◆ TASK INSTRUCTIONS
Give back every record precisely.

[Opening RECORD SET section]

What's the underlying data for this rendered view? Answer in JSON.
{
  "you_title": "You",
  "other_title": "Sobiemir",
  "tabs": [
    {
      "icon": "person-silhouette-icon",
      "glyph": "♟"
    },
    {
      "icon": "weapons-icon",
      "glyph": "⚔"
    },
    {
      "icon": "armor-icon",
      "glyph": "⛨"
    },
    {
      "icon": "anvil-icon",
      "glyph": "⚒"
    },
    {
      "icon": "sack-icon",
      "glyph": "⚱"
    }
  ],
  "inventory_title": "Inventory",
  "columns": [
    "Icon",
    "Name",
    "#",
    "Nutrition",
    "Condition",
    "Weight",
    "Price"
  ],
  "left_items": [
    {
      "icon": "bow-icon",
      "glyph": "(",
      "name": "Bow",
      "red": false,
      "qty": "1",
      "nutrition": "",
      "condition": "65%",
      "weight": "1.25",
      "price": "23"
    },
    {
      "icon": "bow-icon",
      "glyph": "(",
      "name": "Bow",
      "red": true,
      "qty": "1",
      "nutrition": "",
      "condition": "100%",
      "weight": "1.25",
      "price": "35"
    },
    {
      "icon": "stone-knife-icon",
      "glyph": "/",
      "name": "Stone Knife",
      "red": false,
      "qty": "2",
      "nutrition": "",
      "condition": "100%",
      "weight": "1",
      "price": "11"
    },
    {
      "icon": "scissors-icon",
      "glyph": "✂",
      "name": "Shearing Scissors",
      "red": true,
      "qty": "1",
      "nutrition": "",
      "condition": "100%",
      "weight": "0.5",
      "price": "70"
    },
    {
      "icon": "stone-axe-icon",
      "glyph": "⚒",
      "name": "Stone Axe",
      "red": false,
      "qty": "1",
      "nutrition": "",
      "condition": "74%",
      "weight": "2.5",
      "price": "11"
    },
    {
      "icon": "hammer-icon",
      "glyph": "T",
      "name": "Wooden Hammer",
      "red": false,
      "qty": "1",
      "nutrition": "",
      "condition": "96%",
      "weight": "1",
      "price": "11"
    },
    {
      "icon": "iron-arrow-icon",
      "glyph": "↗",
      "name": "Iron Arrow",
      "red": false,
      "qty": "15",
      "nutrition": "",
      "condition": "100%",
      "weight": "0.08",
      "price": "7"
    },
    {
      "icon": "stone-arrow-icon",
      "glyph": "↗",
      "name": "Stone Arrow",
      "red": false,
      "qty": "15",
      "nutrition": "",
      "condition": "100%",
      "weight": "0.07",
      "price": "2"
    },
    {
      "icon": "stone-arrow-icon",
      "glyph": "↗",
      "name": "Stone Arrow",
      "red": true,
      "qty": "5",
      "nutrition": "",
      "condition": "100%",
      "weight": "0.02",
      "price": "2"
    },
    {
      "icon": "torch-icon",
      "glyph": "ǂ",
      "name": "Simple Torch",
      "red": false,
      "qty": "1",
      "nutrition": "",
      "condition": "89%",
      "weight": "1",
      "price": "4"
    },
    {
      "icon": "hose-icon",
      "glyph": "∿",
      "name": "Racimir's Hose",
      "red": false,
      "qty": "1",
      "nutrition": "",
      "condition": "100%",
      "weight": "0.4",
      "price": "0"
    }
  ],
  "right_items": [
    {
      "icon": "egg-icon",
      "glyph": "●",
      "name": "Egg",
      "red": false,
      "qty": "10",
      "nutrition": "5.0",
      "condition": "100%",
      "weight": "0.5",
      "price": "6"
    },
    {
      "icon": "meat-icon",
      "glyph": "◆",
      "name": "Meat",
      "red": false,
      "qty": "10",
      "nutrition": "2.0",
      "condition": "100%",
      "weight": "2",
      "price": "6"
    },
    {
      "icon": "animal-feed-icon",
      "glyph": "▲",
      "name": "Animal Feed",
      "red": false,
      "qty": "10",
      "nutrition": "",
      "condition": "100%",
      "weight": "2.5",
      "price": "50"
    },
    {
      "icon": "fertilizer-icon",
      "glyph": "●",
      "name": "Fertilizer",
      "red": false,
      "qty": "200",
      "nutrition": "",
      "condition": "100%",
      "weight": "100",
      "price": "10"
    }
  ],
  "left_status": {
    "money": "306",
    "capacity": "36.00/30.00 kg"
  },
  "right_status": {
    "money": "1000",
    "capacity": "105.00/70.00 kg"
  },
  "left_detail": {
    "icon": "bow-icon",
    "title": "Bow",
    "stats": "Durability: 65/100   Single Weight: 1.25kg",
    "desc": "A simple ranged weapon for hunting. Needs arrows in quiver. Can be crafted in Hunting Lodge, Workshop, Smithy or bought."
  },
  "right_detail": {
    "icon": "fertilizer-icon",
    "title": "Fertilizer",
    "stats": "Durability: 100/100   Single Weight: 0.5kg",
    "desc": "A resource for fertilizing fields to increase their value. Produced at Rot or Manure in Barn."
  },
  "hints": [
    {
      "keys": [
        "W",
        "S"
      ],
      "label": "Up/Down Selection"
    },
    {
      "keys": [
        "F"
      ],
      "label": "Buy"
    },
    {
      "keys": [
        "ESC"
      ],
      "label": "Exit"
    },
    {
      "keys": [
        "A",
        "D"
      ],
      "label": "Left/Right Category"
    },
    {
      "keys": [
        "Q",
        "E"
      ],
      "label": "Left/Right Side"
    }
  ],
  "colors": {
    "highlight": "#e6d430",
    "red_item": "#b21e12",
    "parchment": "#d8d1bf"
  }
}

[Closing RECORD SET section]

◆ RESPONSE AREA
What's the underlying data for this rendered view? Answer in JSON.
{
  "you_title": "You",
  "other_title": "Sobiemir",
  "tabs": [
    {
      "icon": "person-silhouette-icon",
      "glyph": "♟"
    },
    {
      "icon": "weapons-icon",
      "glyph": "⚔"
    },
    {
      "icon": "armor-icon",
      "glyph": "⛨"
    },
    {
      "icon": "anvil-icon",
      "glyph": "⚒"
    },
    {
      "icon": "sack-icon",
      "glyph": "⚱"
    }
  ],
  "inventory_title": "Inventory",
  "columns": [
    "Icon",
    "Name",
    "#",
    "Nutrition",
    "Condition",
    "Weight",
    "Price"
  ],
  "left_items": [
    {
      "icon": "bow-icon",
      "glyph": "(",
      "name": "Bow",
      "red": false,
      "qty": "1",
      "nutrition": "",
      "condition": "65%",
      "weight": "1.25",
      "price": "23"
    },
    {
      "icon": "bow-icon",
      "glyph": "(",
      "name": "Bow",
      "red": true,
      "qty": "1",
      "nutrition": "",
      "condition": "100%",
      "weight": "1.25",
      "price": "35"
    },
    {
      "icon": "stone-knife-icon",
      "glyph": "/",
      "name": "Stone Knife",
      "red": false,
      "qty": "2",
      "nutrition": "",
      "condition": "100%",
      "weight": "1",
      "price": "11"
    },
    {
      "icon": "scissors-icon",
      "glyph": "✂",
      "name": "Shearing Scissors",
      "red": true,
      "qty": "1",
      "nutrition": "",
      "condition": "100%",
      "weight": "0.5",
      "price": "70"
    },
    {
      "icon": "stone-axe-icon",
      "glyph": "⚒",
      "name": "Stone Axe",
      "red": false,
      "qty": "1",
      "nutrition": "",
      "condition": "74%",
      "weight": "2.5",
      "price": "11"
    },
    {
      "icon": "hammer-icon",
      "glyph": "T",
      "name": "Wooden Hammer",
      "red": false,
      "qty": "1",
      "nutrition": "",
      "condition": "96%",
      "weight": "1",
      "price": "11"
    },
    {
      "icon": "iron-arrow-icon",
      "glyph": "↗",
      "name": "Iron Arrow",
      "red": false,
      "qty": "15",
      "nutrition": "",
      "condition": "100%",
      "weight": "0.08",
      "price": "7"
    },
    {
      "icon": "stone-arrow-icon",
      "glyph": "↗",
      "name": "Stone Arrow",
      "red": false,
      "qty": "15",
      "nutrition": "",
      "condition": "100%",
      "weight": "0.07",
      "price": "2"
    },
    {
      "icon": "stone-arrow-icon",
      "glyph": "↗",
      "name": "Stone Arrow",
      "red": true,
      "qty": "5",
      "nutrition": "",
      "condition": "100%",
      "weight": "0.02",
      "price": "2"
    },
    {
      "icon": "torch-icon",
      "glyph": "ǂ",
      "name": "Simple Torch",
      "red": false,
      "qty": "1",
      "nutrition": "",
      "condition": "89%",
      "weight": "1",
      "price": "4"
    },
    {
      "icon": "hose-icon",
      "glyph": "∿",
      "name": "Racimir's Hose",
      "red": false,
      "qty": "1",
      "nutrition": "",
      "condition": "100%",
      "weight": "0.4",
      "price": "0"
    }
  ],
  "right_items": [
    {
      "icon": "egg-icon",
      "glyph": "●",
      "name": "Egg",
      "red": false,
      "qty": "10",
      "nutrition": "5.0",
      "condition": "100%",
      "weight": "0.5",
      "price": "6"
    },
    {
      "icon": "meat-icon",
      "glyph": "◆",
      "name": "Meat",
      "red": false,
      "qty": "10",
      "nutrition": "2.0",
      "condition": "100%",
      "weight": "2",
      "price": "6"
    },
    {
      "icon": "animal-feed-icon",
      "glyph": "▲",
      "name": "Animal Feed",
      "red": false,
      "qty": "10",
      "nutrition": "",
      "condition": "100%",
      "weight": "2.5",
      "price": "50"
    },
    {
      "icon": "fertilizer-icon",
      "glyph": "●",
      "name": "Fertilizer",
      "red": false,
      "qty": "200",
      "nutrition": "",
      "condition": "100%",
      "weight": "100",
      "price": "10"
    }
  ],
  "left_status": {
    "money": "306",
    "capacity": "36.00/30.00 kg"
  },
  "right_status": {
    "money": "1000",
    "capacity": "105.00/70.00 kg"
  },
  "left_detail": {
    "icon": "bow-icon",
    "title": "Bow",
    "stats": "Durability: 65/100   Single Weight: 1.25kg",
    "desc": "A simple ranged weapon for hunting. Needs arrows in quiver. Can be crafted in Hunting Lodge, Workshop, Smithy or bought."
  },
  "right_detail": {
    "icon": "fertilizer-icon",
    "title": "Fertilizer",
    "stats": "Durability: 100/100   Single Weight: 0.5kg",
    "desc": "A resource for fertilizing fields to increase their value. Produced at Rot or Manure in Barn."
  },
  "hints": [
    {
      "keys": [
        "W",
        "S"
      ],
      "label": "Up/Down Selection"
    },
    {
      "keys": [
        "F"
      ],
      "label": "Buy"
    },
    {
      "keys": [
        "ESC"
      ],
      "label": "Exit"
    },
    {
      "keys": [
        "A",
        "D"
      ],
      "label": "Left/Right Category"
    },
    {
      "keys": [
        "Q",
        "E"
      ],
      "label": "Left/Right Side"
    }
  ],
  "colors": {
    "highlight": "#e6d430",
    "red_item": "#b21e12",
    "parchment": "#d8d1bf"
  }
}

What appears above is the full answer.